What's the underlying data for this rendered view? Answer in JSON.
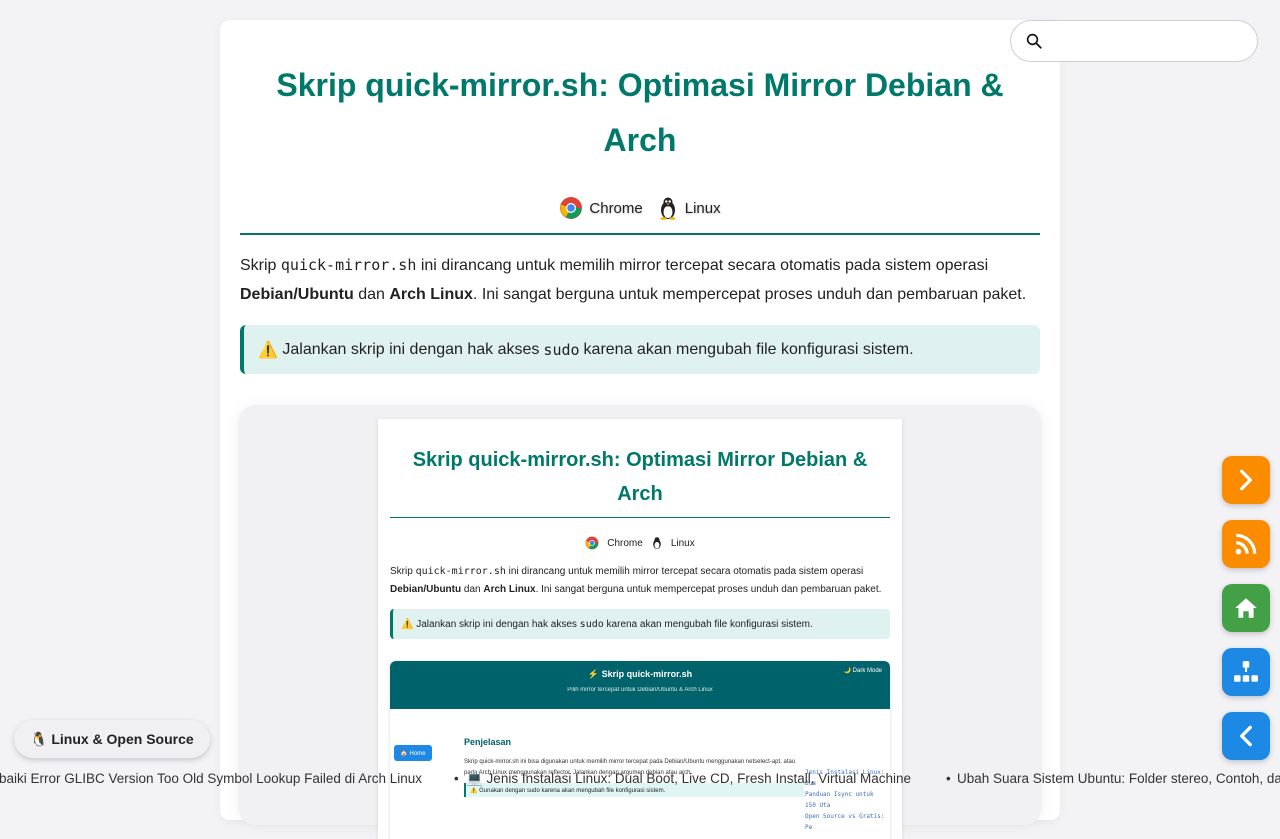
{
  "article": {
    "title": "Skrip quick-mirror.sh: Optimasi Mirror Debian & Arch",
    "platforms": [
      "Chrome",
      "Linux"
    ],
    "intro": {
      "p1": "Skrip ",
      "code": "quick-mirror.sh",
      "p2": " ini dirancang untuk memilih mirror tercepat secara otomatis pada sistem operasi ",
      "b1": "Debian/Ubuntu",
      "p3": " dan ",
      "b2": "Arch Linux",
      "p4": ". Ini sangat berguna untuk mempercepat proses unduh dan pembaruan paket."
    },
    "note": {
      "icon": "⚠️",
      "before": "Jalankan skrip ini dengan hak akses",
      "code": "sudo",
      "after": "karena akan mengubah file konfigurasi sistem."
    }
  },
  "preview": {
    "app_title": "⚡ Skrip quick-mirror.sh",
    "app_subtitle": "Pilih mirror tercepat untuk Debian/Ubuntu & Arch Linux",
    "dark_mode": "🌙 Dark Mode",
    "home": "🏠 Home",
    "section": "Penjelasan",
    "body_a": "Skrip quick-mirror.sh ini bisa digunakan untuk memilih mirror tercepat pada Debian/Ubuntu menggunakan netselect-apt, atau",
    "body_b": "pada Arch Linux menggunakan reflector. Jalankan dengan argumen debian atau arch.",
    "warn": "⚠️ Gunakan dengan sudo karena akan mengubah file konfigurasi sistem.",
    "side": [
      "Jenis Instalasi Linux: Dua",
      "Panduan Isync untuk 150 Uta",
      "Open Source vs Gratis: Pe"
    ]
  },
  "search": {
    "placeholder": ""
  },
  "tag": {
    "label": "🐧 Linux & Open Source"
  },
  "ticker": {
    "items": [
      "Perbaiki Error GLIBC Version Too Old Symbol Lookup Failed di Arch Linux",
      "💻 Jenis Instalasi Linux: Dual Boot, Live CD, Fresh Install, Virtual Machine",
      "Ubah Suara Sistem Ubuntu: Folder stereo, Contoh, dan"
    ]
  },
  "colors": {
    "accent": "#00796b",
    "orange": "#fb8c00",
    "green": "#43a047",
    "blue": "#1e88e5"
  },
  "icons": [
    "search-icon",
    "chrome-icon",
    "tux-icon",
    "chevron-right-icon",
    "rss-icon",
    "home-icon",
    "sitemap-icon",
    "chevron-left-icon"
  ]
}
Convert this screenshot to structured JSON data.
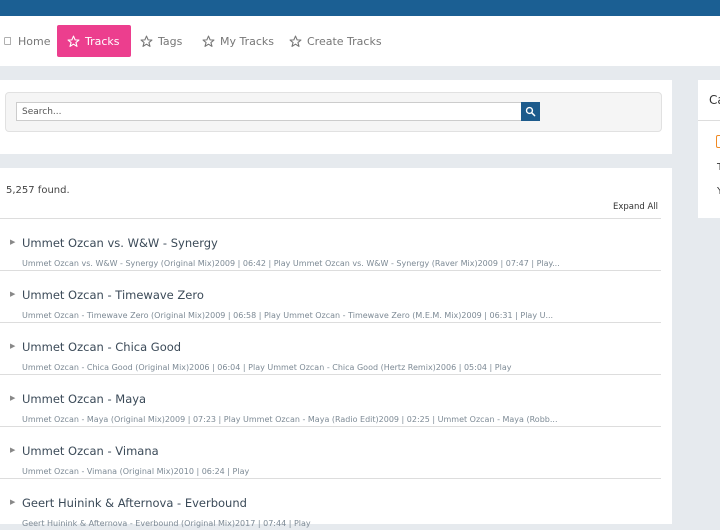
{
  "nav": {
    "items": [
      {
        "label": "Home",
        "icon": "home-icon"
      },
      {
        "label": "Tracks",
        "icon": "star-icon",
        "active": true
      },
      {
        "label": "Tags",
        "icon": "star-icon"
      },
      {
        "label": "My Tracks",
        "icon": "star-icon"
      },
      {
        "label": "Create Tracks",
        "icon": "star-icon"
      }
    ]
  },
  "search": {
    "placeholder": "Search...",
    "button_icon": "search-icon"
  },
  "results": {
    "found_text": "5,257 found.",
    "expand_label": "Expand All",
    "tracks": [
      {
        "title": "Ummet Ozcan vs. W&W - Synergy",
        "detail": "Ummet Ozcan vs. W&W - Synergy (Original Mix)2009 | 06:42 | Play Ummet Ozcan vs. W&W - Synergy (Raver Mix)2009 | 07:47 | Play..."
      },
      {
        "title": "Ummet Ozcan - Timewave Zero",
        "detail": "Ummet Ozcan - Timewave Zero (Original Mix)2009 | 06:58 | Play Ummet Ozcan - Timewave Zero (M.E.M. Mix)2009 | 06:31 | Play U..."
      },
      {
        "title": "Ummet Ozcan - Chica Good",
        "detail": "Ummet Ozcan - Chica Good (Original Mix)2006 | 06:04 | Play Ummet Ozcan - Chica Good (Hertz Remix)2006 | 05:04 | Play"
      },
      {
        "title": "Ummet Ozcan - Maya",
        "detail": "Ummet Ozcan - Maya (Original Mix)2009 | 07:23 | Play Ummet Ozcan - Maya (Radio Edit)2009 | 02:25 | Ummet Ozcan - Maya (Robb..."
      },
      {
        "title": "Ummet Ozcan - Vimana",
        "detail": "Ummet Ozcan - Vimana (Original Mix)2010 | 06:24 | Play"
      },
      {
        "title": "Geert Huinink & Afternova - Everbound",
        "detail": "Geert Huinink & Afternova - Everbound (Original Mix)2017 | 07:44 | Play"
      }
    ]
  },
  "sidebar": {
    "heading": "Ca",
    "item_1": "T",
    "item_2": "Y",
    "feed_icon": "rss-icon"
  },
  "colors": {
    "topbar": "#1b5f93",
    "accent": "#ec3e8e",
    "search_button": "#1d5b8c",
    "background": "#e6eaee"
  }
}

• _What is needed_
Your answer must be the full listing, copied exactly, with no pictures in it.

• _Solution_
What's the underlying data for this rendered view? Answer in JSON.
{
  "article": {
    "title": "Skrip quick-mirror.sh: Optimasi Mirror Debian & Arch",
    "platforms": [
      "Chrome",
      "Linux"
    ],
    "intro": {
      "p1": "Skrip ",
      "code": "quick-mirror.sh",
      "p2": " ini dirancang untuk memilih mirror tercepat secara otomatis pada sistem operasi ",
      "b1": "Debian/Ubuntu",
      "p3": " dan ",
      "b2": "Arch Linux",
      "p4": ". Ini sangat berguna untuk mempercepat proses unduh dan pembaruan paket."
    },
    "note": {
      "icon": "⚠️",
      "before": "Jalankan skrip ini dengan hak akses",
      "code": "sudo",
      "after": "karena akan mengubah file konfigurasi sistem."
    }
  },
  "preview": {
    "app_title": "⚡ Skrip quick-mirror.sh",
    "app_subtitle": "Pilih mirror tercepat untuk Debian/Ubuntu & Arch Linux",
    "dark_mode": "🌙 Dark Mode",
    "home": "🏠 Home",
    "section": "Penjelasan",
    "body_a": "Skrip quick-mirror.sh ini bisa digunakan untuk memilih mirror tercepat pada Debian/Ubuntu menggunakan netselect-apt, atau",
    "body_b": "pada Arch Linux menggunakan reflector. Jalankan dengan argumen debian atau arch.",
    "warn": "⚠️ Gunakan dengan sudo karena akan mengubah file konfigurasi sistem.",
    "side": [
      "Jenis Instalasi Linux: Dua",
      "Panduan Isync untuk 150 Uta",
      "Open Source vs Gratis: Pe"
    ]
  },
  "search": {
    "placeholder": ""
  },
  "tag": {
    "label": "🐧 Linux & Open Source"
  },
  "ticker": {
    "items": [
      "Perbaiki Error GLIBC Version Too Old Symbol Lookup Failed di Arch Linux",
      "💻 Jenis Instalasi Linux: Dual Boot, Live CD, Fresh Install, Virtual Machine",
      "Ubah Suara Sistem Ubuntu: Folder stereo, Contoh, dan"
    ]
  },
  "colors": {
    "accent": "#00796b",
    "orange": "#fb8c00",
    "green": "#43a047",
    "blue": "#1e88e5"
  },
  "icons": [
    "search-icon",
    "chrome-icon",
    "tux-icon",
    "chevron-right-icon",
    "rss-icon",
    "home-icon",
    "sitemap-icon",
    "chevron-left-icon"
  ]
}
Convert this screenshot to structured JSON data.
{
  "nav": {
    "items": [
      {
        "label": "Home",
        "icon": "home-icon"
      },
      {
        "label": "Tracks",
        "icon": "star-icon",
        "active": true
      },
      {
        "label": "Tags",
        "icon": "star-icon"
      },
      {
        "label": "My Tracks",
        "icon": "star-icon"
      },
      {
        "label": "Create Tracks",
        "icon": "star-icon"
      }
    ]
  },
  "search": {
    "placeholder": "Search...",
    "button_icon": "search-icon"
  },
  "results": {
    "found_text": "5,257 found.",
    "expand_label": "Expand All",
    "tracks": [
      {
        "title": "Ummet Ozcan vs. W&W - Synergy",
        "detail": "Ummet Ozcan vs. W&W - Synergy (Original Mix)2009 | 06:42 | Play Ummet Ozcan vs. W&W - Synergy (Raver Mix)2009 | 07:47 | Play..."
      },
      {
        "title": "Ummet Ozcan - Timewave Zero",
        "detail": "Ummet Ozcan - Timewave Zero (Original Mix)2009 | 06:58 | Play Ummet Ozcan - Timewave Zero (M.E.M. Mix)2009 | 06:31 | Play U..."
      },
      {
        "title": "Ummet Ozcan - Chica Good",
        "detail": "Ummet Ozcan - Chica Good (Original Mix)2006 | 06:04 | Play Ummet Ozcan - Chica Good (Hertz Remix)2006 | 05:04 | Play"
      },
      {
        "title": "Ummet Ozcan - Maya",
        "detail": "Ummet Ozcan - Maya (Original Mix)2009 | 07:23 | Play Ummet Ozcan - Maya (Radio Edit)2009 | 02:25 | Ummet Ozcan - Maya (Robb..."
      },
      {
        "title": "Ummet Ozcan - Vimana",
        "detail": "Ummet Ozcan - Vimana (Original Mix)2010 | 06:24 | Play"
      },
      {
        "title": "Geert Huinink & Afternova - Everbound",
        "detail": "Geert Huinink & Afternova - Everbound (Original Mix)2017 | 07:44 | Play"
      }
    ]
  },
  "sidebar": {
    "heading": "Ca",
    "item_1": "T",
    "item_2": "Y",
    "feed_icon": "rss-icon"
  },
  "colors": {
    "topbar": "#1b5f93",
    "accent": "#ec3e8e",
    "search_button": "#1d5b8c",
    "background": "#e6eaee"
  }
}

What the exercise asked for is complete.